If you were a confirmed case, you were not sent back home.
You were going straight to an isolation center (gym/school/ etc)
This is bc in China, est suggest that 75-80% of transmission was in family clusters.
The next key point was around contact tracing.
This depended on both testing and tracking contacts and their exposures.
South Korea did this exceptionally well & they did it fast.
By March, they had run the equivalent (corrected for US population) of 2.3 million #covid19 tests.
The US at that same point in time had run fewer than 9,000.
If you even had possible exposure, you were quarantined.
A GPS tracker told police if you violated this.
If you did, you had an $8000 fine coming your way.
Here, we are only now starting to check temperatures and that too largely only in hospital settings.
In China, your temperature was checked in buses, subways, restaurants-- basically multiple times per day, every day, everywhere.
If you had a fever, you were sent to a fever clinic (separate from normal hospitals).
You had your temperature checked again, & were put in a CT scanner.
If your scan was negative, you were sent home.
If positive, you were tested for #Covid19 & waited for results.
Everyone wore masks. Part of this was to prevent transmission.
But part of it was also to reduce stigma against the sick.
If only the sick wear masks, they may be hesitant.
But if everyone does, then no one is missed.
It was truly a “all hands on deck” effort.
The government literally started a “Fight On, Wuhan! Fight On, China!” campaign.
40,000 workers were sent to Wuhan to help after it was put in lockdown.
Take Wuhan for example. The entire city was shutdown when there were only 500 cases and 17 deaths.
Here, things have moved much slower, and interstate travel continues despite many more cases.
We are where we are & who we are.

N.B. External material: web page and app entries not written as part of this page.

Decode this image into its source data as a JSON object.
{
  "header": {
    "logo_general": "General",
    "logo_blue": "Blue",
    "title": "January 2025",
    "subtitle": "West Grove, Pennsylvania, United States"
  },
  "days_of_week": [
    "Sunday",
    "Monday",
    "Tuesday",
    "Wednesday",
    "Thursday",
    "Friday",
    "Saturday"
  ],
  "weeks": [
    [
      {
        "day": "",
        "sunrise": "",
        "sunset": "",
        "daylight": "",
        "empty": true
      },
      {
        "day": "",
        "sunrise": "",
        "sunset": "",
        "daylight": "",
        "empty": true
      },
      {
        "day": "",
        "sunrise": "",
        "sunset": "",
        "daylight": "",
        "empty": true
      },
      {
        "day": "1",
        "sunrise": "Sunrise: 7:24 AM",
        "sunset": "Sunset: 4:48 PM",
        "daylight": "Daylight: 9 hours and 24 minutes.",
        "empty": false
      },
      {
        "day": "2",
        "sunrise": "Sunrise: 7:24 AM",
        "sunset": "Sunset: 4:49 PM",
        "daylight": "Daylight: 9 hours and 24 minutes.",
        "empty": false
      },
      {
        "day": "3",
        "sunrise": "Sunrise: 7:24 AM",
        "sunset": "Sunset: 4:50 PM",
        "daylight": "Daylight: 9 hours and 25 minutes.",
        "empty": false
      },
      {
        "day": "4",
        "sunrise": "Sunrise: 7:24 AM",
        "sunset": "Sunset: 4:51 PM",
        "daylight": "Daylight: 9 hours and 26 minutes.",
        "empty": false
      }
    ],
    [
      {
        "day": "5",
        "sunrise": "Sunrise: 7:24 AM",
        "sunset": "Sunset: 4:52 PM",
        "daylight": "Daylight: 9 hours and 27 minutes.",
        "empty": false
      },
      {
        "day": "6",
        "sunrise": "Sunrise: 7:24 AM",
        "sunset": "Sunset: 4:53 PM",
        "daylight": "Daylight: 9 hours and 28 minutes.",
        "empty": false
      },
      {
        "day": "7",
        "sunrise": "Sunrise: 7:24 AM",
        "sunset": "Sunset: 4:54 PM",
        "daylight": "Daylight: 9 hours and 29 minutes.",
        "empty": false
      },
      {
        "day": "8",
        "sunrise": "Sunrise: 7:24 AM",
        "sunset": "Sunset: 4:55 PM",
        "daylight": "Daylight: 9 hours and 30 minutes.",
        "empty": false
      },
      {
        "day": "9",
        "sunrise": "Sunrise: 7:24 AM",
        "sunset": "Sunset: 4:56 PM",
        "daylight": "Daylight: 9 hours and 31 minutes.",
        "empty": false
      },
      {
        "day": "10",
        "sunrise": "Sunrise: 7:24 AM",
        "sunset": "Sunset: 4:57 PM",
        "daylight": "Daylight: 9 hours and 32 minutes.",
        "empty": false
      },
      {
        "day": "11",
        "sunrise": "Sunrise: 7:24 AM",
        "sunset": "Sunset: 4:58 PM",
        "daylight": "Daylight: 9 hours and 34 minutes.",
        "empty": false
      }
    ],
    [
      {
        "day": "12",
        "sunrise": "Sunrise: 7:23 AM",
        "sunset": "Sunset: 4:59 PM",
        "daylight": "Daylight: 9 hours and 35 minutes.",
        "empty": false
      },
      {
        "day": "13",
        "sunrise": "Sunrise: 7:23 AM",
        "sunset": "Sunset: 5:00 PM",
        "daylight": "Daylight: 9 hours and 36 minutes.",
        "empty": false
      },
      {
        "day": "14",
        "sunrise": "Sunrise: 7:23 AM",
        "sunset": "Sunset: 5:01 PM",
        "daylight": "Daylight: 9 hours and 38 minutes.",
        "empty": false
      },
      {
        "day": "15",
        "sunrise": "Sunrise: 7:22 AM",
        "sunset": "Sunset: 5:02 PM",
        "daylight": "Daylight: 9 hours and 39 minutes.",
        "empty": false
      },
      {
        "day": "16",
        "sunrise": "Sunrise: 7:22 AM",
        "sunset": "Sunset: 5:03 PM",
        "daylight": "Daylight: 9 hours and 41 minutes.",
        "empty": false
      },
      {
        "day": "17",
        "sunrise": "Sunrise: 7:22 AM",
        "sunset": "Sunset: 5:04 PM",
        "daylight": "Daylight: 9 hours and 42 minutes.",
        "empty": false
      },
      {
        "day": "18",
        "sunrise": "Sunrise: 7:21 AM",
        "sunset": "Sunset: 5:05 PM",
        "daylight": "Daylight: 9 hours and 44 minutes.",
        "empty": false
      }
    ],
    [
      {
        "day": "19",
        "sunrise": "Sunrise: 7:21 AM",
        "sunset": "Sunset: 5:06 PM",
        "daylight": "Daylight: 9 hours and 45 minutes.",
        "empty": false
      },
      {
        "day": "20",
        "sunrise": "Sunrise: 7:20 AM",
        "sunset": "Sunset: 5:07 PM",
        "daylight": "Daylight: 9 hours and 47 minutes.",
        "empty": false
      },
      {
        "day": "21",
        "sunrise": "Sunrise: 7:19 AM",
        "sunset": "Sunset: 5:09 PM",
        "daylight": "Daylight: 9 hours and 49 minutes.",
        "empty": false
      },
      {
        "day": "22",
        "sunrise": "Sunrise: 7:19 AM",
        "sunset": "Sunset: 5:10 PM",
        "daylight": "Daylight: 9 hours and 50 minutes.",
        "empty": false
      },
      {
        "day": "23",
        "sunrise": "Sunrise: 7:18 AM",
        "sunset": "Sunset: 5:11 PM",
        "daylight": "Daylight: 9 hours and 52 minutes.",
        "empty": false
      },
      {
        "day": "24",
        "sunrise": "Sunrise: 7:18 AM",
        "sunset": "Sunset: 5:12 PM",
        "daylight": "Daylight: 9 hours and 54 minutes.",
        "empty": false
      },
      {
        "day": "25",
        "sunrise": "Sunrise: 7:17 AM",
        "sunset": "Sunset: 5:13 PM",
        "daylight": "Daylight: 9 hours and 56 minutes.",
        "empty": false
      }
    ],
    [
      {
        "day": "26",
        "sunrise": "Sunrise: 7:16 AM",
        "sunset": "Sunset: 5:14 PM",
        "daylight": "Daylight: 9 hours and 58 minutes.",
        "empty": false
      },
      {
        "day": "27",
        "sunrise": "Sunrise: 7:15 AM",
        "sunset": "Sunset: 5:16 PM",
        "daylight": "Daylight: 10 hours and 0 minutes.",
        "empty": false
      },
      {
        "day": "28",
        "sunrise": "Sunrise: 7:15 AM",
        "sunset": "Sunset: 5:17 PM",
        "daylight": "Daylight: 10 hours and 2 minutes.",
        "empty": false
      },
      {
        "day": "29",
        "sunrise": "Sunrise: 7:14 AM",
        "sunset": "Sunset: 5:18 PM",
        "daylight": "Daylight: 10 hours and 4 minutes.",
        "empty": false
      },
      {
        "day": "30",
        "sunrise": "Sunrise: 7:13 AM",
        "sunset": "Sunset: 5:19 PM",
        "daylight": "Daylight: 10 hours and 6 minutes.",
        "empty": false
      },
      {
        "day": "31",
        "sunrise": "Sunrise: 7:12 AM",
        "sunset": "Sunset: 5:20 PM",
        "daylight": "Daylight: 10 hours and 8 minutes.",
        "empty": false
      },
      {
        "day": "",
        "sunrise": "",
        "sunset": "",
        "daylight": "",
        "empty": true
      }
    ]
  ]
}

But this doesn't mean we can't do more, or move faster, both in the government and in the hospital.
And while we preserve our individual rights, we need to use them the right way.